- The requested increase is important to ensure the City can continue to provide quality drinking water and wastewater treatment services, while dealing with the impact of extreme storms, aging infrastructure and significant city growth.
- Toronto Water services are rate supported. There is no reliance on property taxes to support Toronto Water operating and capital budgets.
- Toronto Water infrastructure replacement and renewal are funded solely through water and wastewater revenues.
- Toronto Water’s 2022 budget invests funding into the capital program while keeping the operating budget stable.
- For the average Toronto household using 230 cubic metres of water per year, costs in 2022 will be as follows:
- projected average daily cost of $2.68 (a daily eight-cent increase from 2021)
- projected annual cost of $979 (a $29 annual increase from 2021)
Key opportunities for 2022
|Infrastructure State of Good Repair funding*
|Wastewater Treatment Plant upgrades
||$ 328.2 million
|Watermain and Sewer (including trunk mains)
||$ 382.2 million
|Don River & Central Waterfront & Connected Projects
||$ 82.4 million
|Basement Flooding Protection Program
||$ 227.2 million
*Toronto Water’s budget calls for state-of-good-repair funding of $676 million in 2022 and $7.3 billion in the 10-year plan, reducing the backlog to $359 million by 2031.
Toronto is home to more than 2.9 million people whose diversity and experiences make this great city Canada’s leading economic engine and one of the world’s most diverse and livable cities.
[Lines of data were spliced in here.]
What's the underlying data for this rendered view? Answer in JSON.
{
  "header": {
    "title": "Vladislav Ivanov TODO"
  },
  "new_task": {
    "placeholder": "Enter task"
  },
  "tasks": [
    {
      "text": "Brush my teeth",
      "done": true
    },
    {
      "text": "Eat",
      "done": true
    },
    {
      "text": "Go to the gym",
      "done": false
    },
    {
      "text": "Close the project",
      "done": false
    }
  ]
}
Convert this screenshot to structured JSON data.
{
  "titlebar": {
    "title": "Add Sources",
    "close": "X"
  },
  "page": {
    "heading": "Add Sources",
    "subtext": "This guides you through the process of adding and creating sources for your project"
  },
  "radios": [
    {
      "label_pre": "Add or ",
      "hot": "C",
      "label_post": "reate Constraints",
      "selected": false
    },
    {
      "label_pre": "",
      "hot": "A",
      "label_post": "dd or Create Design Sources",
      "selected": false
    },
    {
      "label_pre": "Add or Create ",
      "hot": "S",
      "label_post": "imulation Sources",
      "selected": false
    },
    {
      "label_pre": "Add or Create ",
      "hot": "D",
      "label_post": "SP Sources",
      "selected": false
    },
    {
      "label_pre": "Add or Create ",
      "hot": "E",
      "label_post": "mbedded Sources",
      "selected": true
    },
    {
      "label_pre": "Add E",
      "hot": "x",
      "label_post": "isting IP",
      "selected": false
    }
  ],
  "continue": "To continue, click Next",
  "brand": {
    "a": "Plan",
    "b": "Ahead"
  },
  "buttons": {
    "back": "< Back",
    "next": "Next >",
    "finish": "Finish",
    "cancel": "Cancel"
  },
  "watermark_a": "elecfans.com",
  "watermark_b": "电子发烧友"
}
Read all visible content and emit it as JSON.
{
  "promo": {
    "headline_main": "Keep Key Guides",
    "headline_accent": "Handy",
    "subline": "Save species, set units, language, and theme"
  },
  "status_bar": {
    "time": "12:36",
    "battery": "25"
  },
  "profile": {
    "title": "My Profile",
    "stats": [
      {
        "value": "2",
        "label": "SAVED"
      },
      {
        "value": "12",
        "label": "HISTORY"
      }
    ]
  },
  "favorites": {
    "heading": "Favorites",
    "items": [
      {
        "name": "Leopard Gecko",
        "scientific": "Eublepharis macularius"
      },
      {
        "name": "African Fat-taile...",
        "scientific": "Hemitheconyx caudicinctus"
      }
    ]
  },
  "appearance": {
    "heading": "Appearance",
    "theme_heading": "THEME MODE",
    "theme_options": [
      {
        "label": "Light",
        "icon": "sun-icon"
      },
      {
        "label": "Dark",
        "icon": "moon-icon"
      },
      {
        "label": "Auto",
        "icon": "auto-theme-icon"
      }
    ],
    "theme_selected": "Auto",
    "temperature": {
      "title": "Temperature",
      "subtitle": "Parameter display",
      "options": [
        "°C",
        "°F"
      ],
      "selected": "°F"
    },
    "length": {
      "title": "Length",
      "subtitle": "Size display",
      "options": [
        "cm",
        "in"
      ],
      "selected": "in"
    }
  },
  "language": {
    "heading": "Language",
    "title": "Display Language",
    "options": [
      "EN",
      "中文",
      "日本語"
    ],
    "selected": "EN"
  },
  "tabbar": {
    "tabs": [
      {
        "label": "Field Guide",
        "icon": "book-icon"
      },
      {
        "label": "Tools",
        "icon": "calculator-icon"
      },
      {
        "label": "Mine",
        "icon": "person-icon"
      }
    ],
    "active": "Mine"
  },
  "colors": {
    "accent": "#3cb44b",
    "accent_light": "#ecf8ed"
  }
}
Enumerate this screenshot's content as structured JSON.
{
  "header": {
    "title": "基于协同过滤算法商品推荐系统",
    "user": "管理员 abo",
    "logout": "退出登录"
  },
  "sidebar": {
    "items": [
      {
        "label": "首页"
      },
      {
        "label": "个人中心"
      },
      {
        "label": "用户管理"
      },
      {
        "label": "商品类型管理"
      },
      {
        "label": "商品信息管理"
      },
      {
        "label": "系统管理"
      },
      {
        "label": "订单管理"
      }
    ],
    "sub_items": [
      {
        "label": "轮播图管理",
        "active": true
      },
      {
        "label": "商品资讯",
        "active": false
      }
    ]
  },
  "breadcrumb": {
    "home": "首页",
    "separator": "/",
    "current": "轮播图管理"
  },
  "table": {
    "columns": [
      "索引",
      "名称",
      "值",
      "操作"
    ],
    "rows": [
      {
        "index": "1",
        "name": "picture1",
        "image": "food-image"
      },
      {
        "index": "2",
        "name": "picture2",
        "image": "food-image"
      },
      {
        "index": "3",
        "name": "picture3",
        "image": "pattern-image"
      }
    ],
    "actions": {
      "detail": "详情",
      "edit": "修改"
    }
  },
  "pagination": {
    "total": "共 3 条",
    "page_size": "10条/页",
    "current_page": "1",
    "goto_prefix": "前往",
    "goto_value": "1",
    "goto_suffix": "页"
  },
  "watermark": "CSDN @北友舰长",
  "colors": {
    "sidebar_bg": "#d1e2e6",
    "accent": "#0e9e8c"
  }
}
As the fourth largest city in North America, Toronto is a global leader in technology, finance, film, music, culture and innovation, and consistently places at the top of international rankings due to investments championed by its government, residents and businesses. For more information visit the City’s website or follow us on Twitter, Instagram or Facebook.